### REQUIREMENT
Search the records for the string "your" and copy every line where it turns up.

(Data extracted from a collection)
━━━━━━━━━━━━━━━━━━━━

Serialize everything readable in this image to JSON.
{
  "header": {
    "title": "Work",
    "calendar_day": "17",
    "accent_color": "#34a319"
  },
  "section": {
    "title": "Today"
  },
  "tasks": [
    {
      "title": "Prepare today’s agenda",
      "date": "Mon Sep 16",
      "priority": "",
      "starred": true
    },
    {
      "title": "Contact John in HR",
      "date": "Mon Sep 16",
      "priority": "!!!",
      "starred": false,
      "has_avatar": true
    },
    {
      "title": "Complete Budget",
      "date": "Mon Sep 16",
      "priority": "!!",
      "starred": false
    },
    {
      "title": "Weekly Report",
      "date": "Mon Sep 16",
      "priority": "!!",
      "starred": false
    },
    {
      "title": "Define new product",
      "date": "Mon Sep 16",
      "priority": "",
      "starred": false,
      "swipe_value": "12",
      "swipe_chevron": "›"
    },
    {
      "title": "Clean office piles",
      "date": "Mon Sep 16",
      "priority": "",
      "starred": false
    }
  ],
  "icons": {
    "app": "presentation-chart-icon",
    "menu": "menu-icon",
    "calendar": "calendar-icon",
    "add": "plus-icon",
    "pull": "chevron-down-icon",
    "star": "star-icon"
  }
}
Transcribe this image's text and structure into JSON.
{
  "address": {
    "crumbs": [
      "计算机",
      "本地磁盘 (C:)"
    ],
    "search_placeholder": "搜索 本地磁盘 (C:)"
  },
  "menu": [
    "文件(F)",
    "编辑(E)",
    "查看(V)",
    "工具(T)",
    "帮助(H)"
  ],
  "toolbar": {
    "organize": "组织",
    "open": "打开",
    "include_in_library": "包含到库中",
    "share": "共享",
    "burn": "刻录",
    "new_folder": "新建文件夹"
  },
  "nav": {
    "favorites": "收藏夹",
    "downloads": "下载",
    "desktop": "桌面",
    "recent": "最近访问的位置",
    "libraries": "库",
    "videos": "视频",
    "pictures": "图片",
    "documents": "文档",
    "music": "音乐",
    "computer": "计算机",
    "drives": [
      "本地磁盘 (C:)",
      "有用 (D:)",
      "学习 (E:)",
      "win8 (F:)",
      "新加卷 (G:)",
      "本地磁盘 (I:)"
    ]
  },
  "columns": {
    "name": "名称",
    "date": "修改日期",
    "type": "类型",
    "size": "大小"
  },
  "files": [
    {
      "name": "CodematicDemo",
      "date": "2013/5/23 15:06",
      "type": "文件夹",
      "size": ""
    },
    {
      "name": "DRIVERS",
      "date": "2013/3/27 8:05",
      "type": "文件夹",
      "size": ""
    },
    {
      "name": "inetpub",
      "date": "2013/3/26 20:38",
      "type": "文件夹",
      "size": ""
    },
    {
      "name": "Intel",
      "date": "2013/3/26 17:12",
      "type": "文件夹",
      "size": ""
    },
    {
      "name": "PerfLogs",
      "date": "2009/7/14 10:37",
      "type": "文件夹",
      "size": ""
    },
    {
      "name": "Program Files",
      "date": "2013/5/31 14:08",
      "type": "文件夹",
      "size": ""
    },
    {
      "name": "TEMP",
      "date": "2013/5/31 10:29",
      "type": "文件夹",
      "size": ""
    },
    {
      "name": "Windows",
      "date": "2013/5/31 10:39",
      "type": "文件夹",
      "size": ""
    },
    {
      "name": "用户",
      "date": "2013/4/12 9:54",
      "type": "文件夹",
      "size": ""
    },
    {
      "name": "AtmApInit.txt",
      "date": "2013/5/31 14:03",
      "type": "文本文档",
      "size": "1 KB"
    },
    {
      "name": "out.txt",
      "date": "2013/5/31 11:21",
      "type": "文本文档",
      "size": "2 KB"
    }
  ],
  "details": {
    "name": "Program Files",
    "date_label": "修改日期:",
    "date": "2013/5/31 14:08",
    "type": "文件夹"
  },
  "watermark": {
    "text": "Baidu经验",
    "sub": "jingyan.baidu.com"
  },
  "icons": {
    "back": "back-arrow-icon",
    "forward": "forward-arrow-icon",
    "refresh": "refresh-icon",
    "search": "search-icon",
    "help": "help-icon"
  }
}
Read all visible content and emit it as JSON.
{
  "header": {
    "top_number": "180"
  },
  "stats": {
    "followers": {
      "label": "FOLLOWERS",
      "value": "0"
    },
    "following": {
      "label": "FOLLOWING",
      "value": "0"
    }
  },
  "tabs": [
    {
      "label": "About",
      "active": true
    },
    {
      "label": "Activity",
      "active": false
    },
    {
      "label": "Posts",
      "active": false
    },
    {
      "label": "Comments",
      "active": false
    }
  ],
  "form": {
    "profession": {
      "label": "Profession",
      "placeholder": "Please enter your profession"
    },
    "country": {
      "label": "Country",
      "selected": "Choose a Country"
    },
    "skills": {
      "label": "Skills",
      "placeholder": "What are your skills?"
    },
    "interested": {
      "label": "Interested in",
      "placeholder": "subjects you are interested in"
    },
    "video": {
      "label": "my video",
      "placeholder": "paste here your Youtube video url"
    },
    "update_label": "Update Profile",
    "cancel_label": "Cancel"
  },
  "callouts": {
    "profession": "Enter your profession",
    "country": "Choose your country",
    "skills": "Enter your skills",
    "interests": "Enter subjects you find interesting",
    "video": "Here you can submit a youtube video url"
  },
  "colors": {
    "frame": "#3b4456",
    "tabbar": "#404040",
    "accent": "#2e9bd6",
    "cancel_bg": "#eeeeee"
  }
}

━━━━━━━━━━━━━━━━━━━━

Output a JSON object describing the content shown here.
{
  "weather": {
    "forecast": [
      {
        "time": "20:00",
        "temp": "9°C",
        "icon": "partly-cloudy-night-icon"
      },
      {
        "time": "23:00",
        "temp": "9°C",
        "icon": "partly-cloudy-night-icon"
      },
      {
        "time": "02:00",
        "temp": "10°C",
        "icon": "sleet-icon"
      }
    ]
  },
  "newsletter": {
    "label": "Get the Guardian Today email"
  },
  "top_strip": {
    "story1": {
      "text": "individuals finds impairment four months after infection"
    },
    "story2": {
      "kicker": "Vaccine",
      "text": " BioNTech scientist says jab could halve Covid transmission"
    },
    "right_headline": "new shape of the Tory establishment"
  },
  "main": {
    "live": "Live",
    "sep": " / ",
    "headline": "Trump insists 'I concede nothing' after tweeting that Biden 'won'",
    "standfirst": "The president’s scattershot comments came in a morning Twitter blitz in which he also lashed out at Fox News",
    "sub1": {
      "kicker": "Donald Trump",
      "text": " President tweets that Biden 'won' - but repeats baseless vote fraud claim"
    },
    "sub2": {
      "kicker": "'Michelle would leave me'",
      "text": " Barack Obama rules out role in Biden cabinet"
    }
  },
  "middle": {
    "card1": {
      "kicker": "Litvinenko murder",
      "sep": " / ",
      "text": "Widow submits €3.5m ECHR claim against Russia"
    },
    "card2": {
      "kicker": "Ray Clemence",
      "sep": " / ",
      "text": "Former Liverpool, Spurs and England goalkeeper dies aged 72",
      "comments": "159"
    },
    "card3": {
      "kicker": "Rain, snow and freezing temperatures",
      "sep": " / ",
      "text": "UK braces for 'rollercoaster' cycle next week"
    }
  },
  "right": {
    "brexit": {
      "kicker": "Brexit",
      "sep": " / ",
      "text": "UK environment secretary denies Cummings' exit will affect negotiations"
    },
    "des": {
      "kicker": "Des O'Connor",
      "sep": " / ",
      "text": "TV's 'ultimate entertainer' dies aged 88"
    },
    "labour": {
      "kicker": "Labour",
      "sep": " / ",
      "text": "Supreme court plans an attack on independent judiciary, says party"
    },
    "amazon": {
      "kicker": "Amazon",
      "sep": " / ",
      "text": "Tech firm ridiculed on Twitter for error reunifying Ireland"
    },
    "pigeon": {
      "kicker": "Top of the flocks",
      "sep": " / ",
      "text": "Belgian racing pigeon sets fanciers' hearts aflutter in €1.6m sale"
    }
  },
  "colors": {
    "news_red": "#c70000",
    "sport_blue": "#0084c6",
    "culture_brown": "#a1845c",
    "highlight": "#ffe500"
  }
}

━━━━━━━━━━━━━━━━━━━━

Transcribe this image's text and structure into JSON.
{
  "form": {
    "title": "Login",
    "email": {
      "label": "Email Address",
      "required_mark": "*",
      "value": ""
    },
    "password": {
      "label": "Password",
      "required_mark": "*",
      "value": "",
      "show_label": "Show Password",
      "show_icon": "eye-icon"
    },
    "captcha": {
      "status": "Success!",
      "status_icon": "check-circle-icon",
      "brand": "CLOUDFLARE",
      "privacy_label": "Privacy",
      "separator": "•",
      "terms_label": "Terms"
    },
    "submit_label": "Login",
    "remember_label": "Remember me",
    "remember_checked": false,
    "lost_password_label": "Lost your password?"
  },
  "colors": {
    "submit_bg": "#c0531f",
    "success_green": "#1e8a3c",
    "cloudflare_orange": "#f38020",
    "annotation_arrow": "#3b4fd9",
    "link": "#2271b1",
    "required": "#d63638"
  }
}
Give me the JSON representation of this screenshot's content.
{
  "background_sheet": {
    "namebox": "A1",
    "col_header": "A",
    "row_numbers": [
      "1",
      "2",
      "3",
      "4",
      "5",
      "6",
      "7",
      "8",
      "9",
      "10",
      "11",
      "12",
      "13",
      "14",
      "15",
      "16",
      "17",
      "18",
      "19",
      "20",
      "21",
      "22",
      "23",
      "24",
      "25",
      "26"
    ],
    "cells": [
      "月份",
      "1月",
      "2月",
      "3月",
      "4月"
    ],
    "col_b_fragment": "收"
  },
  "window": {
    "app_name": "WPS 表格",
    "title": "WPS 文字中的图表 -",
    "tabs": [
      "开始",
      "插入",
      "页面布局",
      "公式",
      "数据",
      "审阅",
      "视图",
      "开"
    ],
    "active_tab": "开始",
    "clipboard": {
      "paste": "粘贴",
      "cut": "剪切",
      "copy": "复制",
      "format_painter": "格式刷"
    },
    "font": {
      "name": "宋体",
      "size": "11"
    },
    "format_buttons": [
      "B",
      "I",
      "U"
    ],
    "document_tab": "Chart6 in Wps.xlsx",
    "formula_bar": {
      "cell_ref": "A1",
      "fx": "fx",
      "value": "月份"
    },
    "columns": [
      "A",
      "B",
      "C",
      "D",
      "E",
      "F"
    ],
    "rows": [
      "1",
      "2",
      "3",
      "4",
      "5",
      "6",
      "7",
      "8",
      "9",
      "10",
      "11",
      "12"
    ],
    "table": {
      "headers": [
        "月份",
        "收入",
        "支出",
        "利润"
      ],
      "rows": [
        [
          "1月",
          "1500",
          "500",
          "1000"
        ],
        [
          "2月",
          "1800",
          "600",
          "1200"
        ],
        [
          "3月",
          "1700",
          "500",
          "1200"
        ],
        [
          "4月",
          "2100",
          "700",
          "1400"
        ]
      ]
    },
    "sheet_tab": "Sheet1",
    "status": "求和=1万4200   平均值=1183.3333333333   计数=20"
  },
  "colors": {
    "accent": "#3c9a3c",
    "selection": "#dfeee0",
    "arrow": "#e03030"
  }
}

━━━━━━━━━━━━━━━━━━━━

### OUTPUT BELOW
      "placeholder": "Please enter your profession"
      "placeholder": "What are your skills?"
      "placeholder": "paste here your Youtube video url"
    "profession": "Enter your profession",
    "country": "Choose your country",
    "skills": "Enter your skills",
    "lost_password_label": "Lost your password?"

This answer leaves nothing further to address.